The ascents from the Swiss side are altogether in firn and ice and quite difficult, especially the N flank with its hanging glaciers, which falls down with ice faces and ice breaks to the Vadret da Tschierva. The ascents from the Italian side are mostly rockclimbs.
Swiss Side - Bernina Group central range from North (Photo by gabriele)
Crast'Alva (Biancograt), Monte Scerscen and Piz Roseg north walls from the summit of Piz Morteratsch
On the Swiss map, the Piz Scerscen is marked with 5 points:
3781 m: The first rock tower between Porta da Roseg and P. 3875.
P. 3875 m: The 'Schneehaube' with its little white firn cap, which is immediately noticed from people watching from the Swiss side. The rock ridge has become a firn ridge.
3971 m (SAC)/3967 m (Vanis): This main summit is a free located rock tower, seen from the Piz Bernina.
3954 m: This E summit is reached from the main summit via a small, almost horizontal ridge.
3895 m: On this point is a widely visible tower, which is located in the Fuorcla Scerscen, a saddle, to which the ridge has been going down.

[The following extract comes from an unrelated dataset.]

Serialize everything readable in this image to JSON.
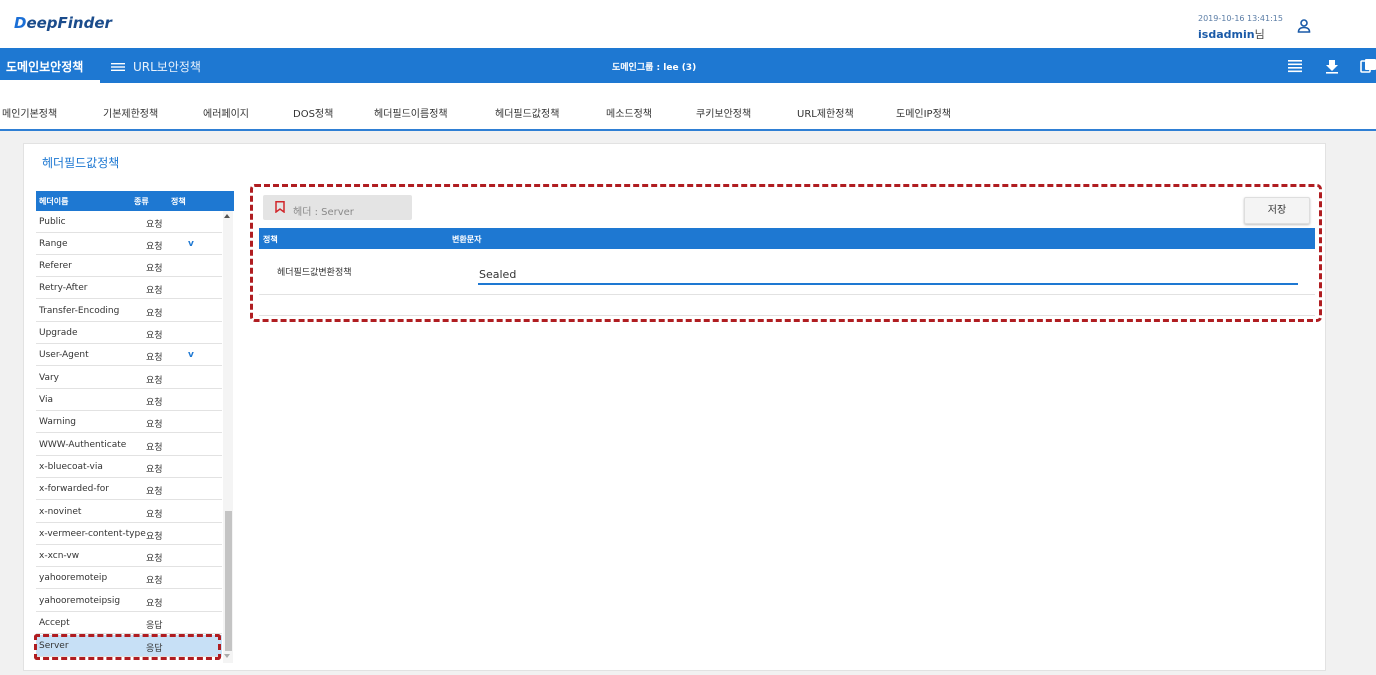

The Piz Scerscen got its name when people become interested in the Ice Nose (Eisnase). It was climbed for the first time in summer 1877 (22th of Septemer)

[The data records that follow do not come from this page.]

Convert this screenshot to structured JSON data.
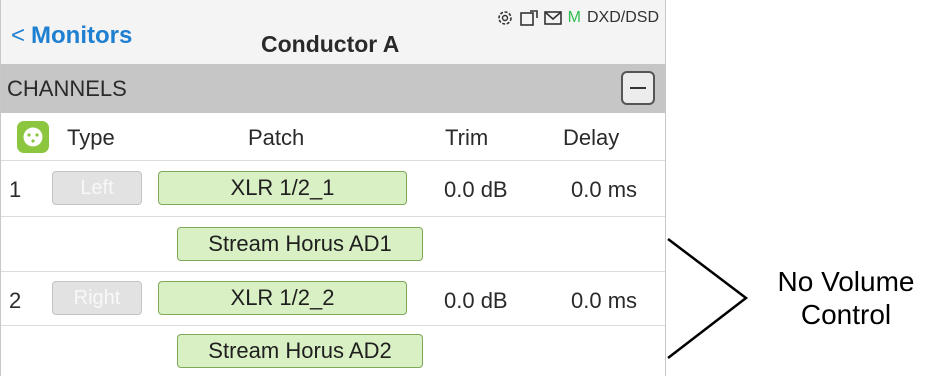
{
  "header": {
    "back_label": "Monitors",
    "back_chevron": "<",
    "title": "Conductor A",
    "status_m": "M",
    "status_mode": "DXD/DSD"
  },
  "icons": {
    "status": [
      "gear-icon",
      "card-icon",
      "mail-icon"
    ],
    "xlr": "xlr-connector-icon",
    "collapse": "minus-icon"
  },
  "section": {
    "label": "CHANNELS"
  },
  "columns": {
    "type": "Type",
    "patch": "Patch",
    "trim": "Trim",
    "delay": "Delay"
  },
  "channels": [
    {
      "num": "1",
      "type": "Left",
      "patch": "XLR 1/2_1",
      "trim": "0.0 dB",
      "delay": "0.0 ms",
      "stream": "Stream Horus AD1"
    },
    {
      "num": "2",
      "type": "Right",
      "patch": "XLR 1/2_2",
      "trim": "0.0 dB",
      "delay": "0.0 ms",
      "stream": "Stream Horus AD2"
    }
  ],
  "annotation": {
    "line1": "No Volume",
    "line2": "Control"
  },
  "colors": {
    "accent": "#1f7fd0",
    "patch_fill": "#d9f0c4",
    "xlr_green": "#8cc63f",
    "section_bg": "#c6c6c6",
    "m_green": "#2fbf4f"
  }
}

by Paul Güßfeld with the guides Graß and Capat. It got directly famous and is a standard ice tour till today.
The nose is an ice break of the huge high firn plateau. In 1870, Heim and Güßfeld measured an absolute height of 60 meters. Ulrich Wieland,

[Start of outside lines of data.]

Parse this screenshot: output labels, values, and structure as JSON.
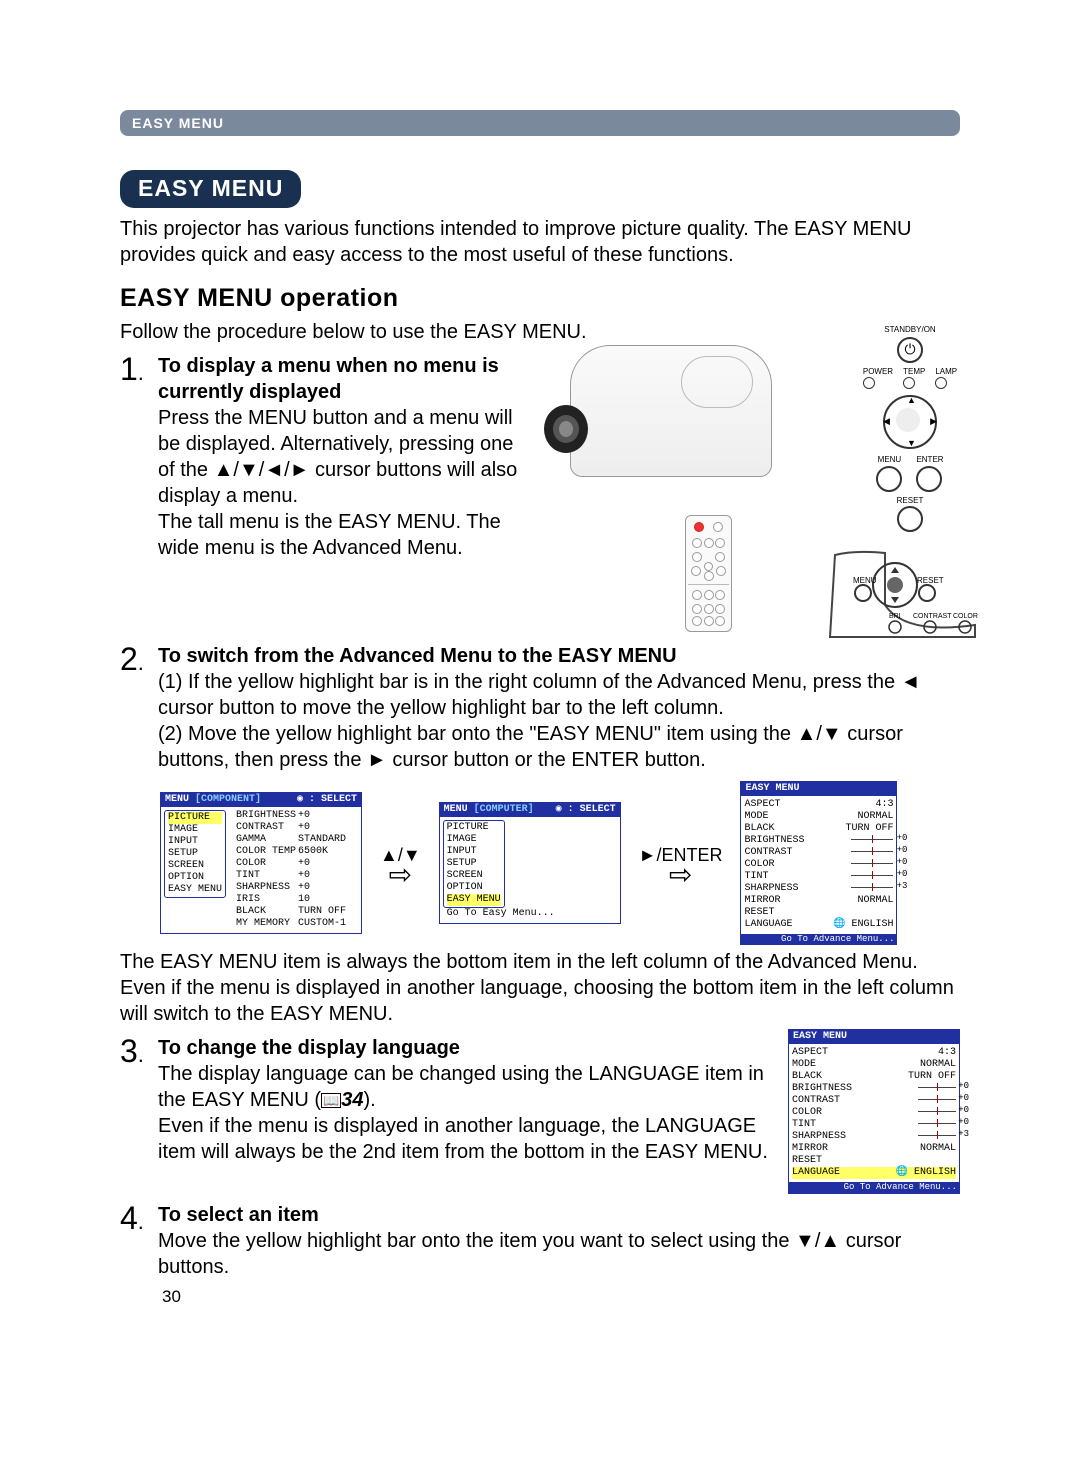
{
  "header_bar": "EASY MENU",
  "title_pill": "EASY MENU",
  "intro": "This projector has various functions intended to improve picture quality. The EASY MENU provides quick and easy access to the most useful of these functions.",
  "h2": "EASY MENU operation",
  "follow": "Follow the procedure below to use the EASY MENU.",
  "step1": {
    "num": "1",
    "title": "To display a menu when no menu is currently displayed",
    "p1": "Press the MENU button and a menu will be displayed. Alternatively, pressing one of the ▲/▼/◄/► cursor buttons will also display a menu.",
    "p2": "The tall menu is the EASY MENU. The wide menu is the Advanced Menu."
  },
  "hero": {
    "standby_lbl": "STANDBY/ON",
    "power_lbl": "POWER",
    "temp_lbl": "TEMP",
    "lamp_lbl": "LAMP",
    "menu_lbl": "MENU",
    "enter_lbl": "ENTER",
    "reset_lbl": "RESET",
    "panel2_menu": "MENU",
    "panel2_reset": "RESET",
    "panel2_bri": "BRI",
    "panel2_col": "CONTRAST  COLOR"
  },
  "step2": {
    "num": "2",
    "title": "To switch from the Advanced Menu to the EASY MENU",
    "li1": "(1) If the yellow highlight bar is in the right column of the Advanced Menu, press the ◄ cursor button to move the yellow highlight bar to the left column.",
    "li2": "(2) Move the yellow highlight bar onto the \"EASY MENU\" item using the ▲/▼ cursor buttons, then press the ► cursor button or the ENTER button."
  },
  "advanced_menu1": {
    "menu_label": "MENU",
    "source": "[COMPONENT]",
    "select": ": SELECT",
    "left": [
      "PICTURE",
      "IMAGE",
      "INPUT",
      "SETUP",
      "SCREEN",
      "OPTION",
      "EASY MENU"
    ],
    "right_labels": [
      "BRIGHTNESS",
      "CONTRAST",
      "GAMMA",
      "COLOR TEMP",
      "COLOR",
      "TINT",
      "SHARPNESS",
      "IRIS",
      "BLACK",
      "MY MEMORY"
    ],
    "right_values": [
      "+0",
      "+0",
      "STANDARD",
      "6500K",
      "+0",
      "+0",
      "+0",
      "10",
      "TURN OFF",
      "CUSTOM-1"
    ]
  },
  "mid_arrows": {
    "updown": "▲/▼",
    "enter": "►/ENTER"
  },
  "advanced_menu2": {
    "menu_label": "MENU",
    "source": "[COMPUTER]",
    "select": ": SELECT",
    "left": [
      "PICTURE",
      "IMAGE",
      "INPUT",
      "SETUP",
      "SCREEN",
      "OPTION",
      "EASY MENU"
    ],
    "right_text": "Go To Easy Menu..."
  },
  "easy_menu_box": {
    "title": "EASY MENU",
    "rows": [
      {
        "l": "ASPECT",
        "v": "4:3",
        "type": "text"
      },
      {
        "l": "MODE",
        "v": "NORMAL",
        "type": "text"
      },
      {
        "l": "BLACK",
        "v": "TURN OFF",
        "type": "text"
      },
      {
        "l": "BRIGHTNESS",
        "v": "+0",
        "type": "slider"
      },
      {
        "l": "CONTRAST",
        "v": "+0",
        "type": "slider"
      },
      {
        "l": "COLOR",
        "v": "+0",
        "type": "slider"
      },
      {
        "l": "TINT",
        "v": "+0",
        "type": "slider"
      },
      {
        "l": "SHARPNESS",
        "v": "+3",
        "type": "slider"
      },
      {
        "l": "MIRROR",
        "v": "NORMAL",
        "type": "text"
      },
      {
        "l": "RESET",
        "v": "",
        "type": "text"
      },
      {
        "l": "LANGUAGE",
        "v": "ENGLISH",
        "type": "lang"
      }
    ],
    "footer": "Go To Advance Menu..."
  },
  "after_diagram": "The EASY MENU item is always the bottom item in the left column of the Advanced Menu. Even if the menu is displayed in another language, choosing the bottom item in the left column will switch to the EASY MENU.",
  "step3": {
    "num": "3",
    "title": "To change the display language",
    "p1a": "The display language can be changed using the LANGUAGE item in the EASY MENU (",
    "p1_ref": "34",
    "p1b": ").",
    "p2": "Even if the menu is displayed in another language, the LANGUAGE item will always be the 2nd item from the bottom in the EASY MENU."
  },
  "easy_menu_box2_highlight": "LANGUAGE",
  "step4": {
    "num": "4",
    "title": "To select an item",
    "p": "Move the yellow highlight bar onto the item you want to select using the ▼/▲ cursor buttons."
  },
  "page_num": "30"
}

one of the most famous ice climbers of the 1930s estimated 100 meters in 1929, 30 m of it with 90°. Other people even estimated it still higher
and as overhang. Erich Vanis, who climbed it 1958, thought, that it was about 50 to 60 meters high and with an average steepness of about 50°.
The main reason why it has been estimated easier in later times is probably the advance of technical aid (crampons and ice screws)
which lets the climbers belief that it is not as difficult as the first climbers thought.
For the Routes compare the section Routes Overview below.
You come from the Tschiervahütte: cross the glacier in direction of the W foot of Piz Umur, from there you go the steeper snowflank up and on the
glacier along the W side of Piz Umur.
You come from the Rif. Marinelli-Bombardieri.
To the Tschiervahütte:
You reach the hut from Pontresina: on foot (1h), by mountainbike (to rent at Roseg-Inn) or with coach (reservation by phone necessary!)
to the Roseg-Inn (1999) in Roseg valley. You only have to follow the wide road.
From Roseg-Inn, you cross the river via a bridge and go along the river till the way goes up over the hangs. You follow the way all the time and reach
in 2 h the Tschiervahütte.
You reach Pontresina by train or car on the road no. 29 from Samedan. You reach Samedan on the road no. 27 either from the NE (Zernez, via road no.
28 from Davos in the N or from Bozen in the E) or from the SW from St. Moritz. To St. Moritz a few kilometers on the road no. 27
from Silvaplana (and the Lago di Como). To Silvaplana, you can come also from the N from Chur on the road no. 3. To Chur: On the A13
from the N from the Bodensee.
* NW Ridge with the Ice Nose (Photos by Bernhard Sauer and Helmut Dodel)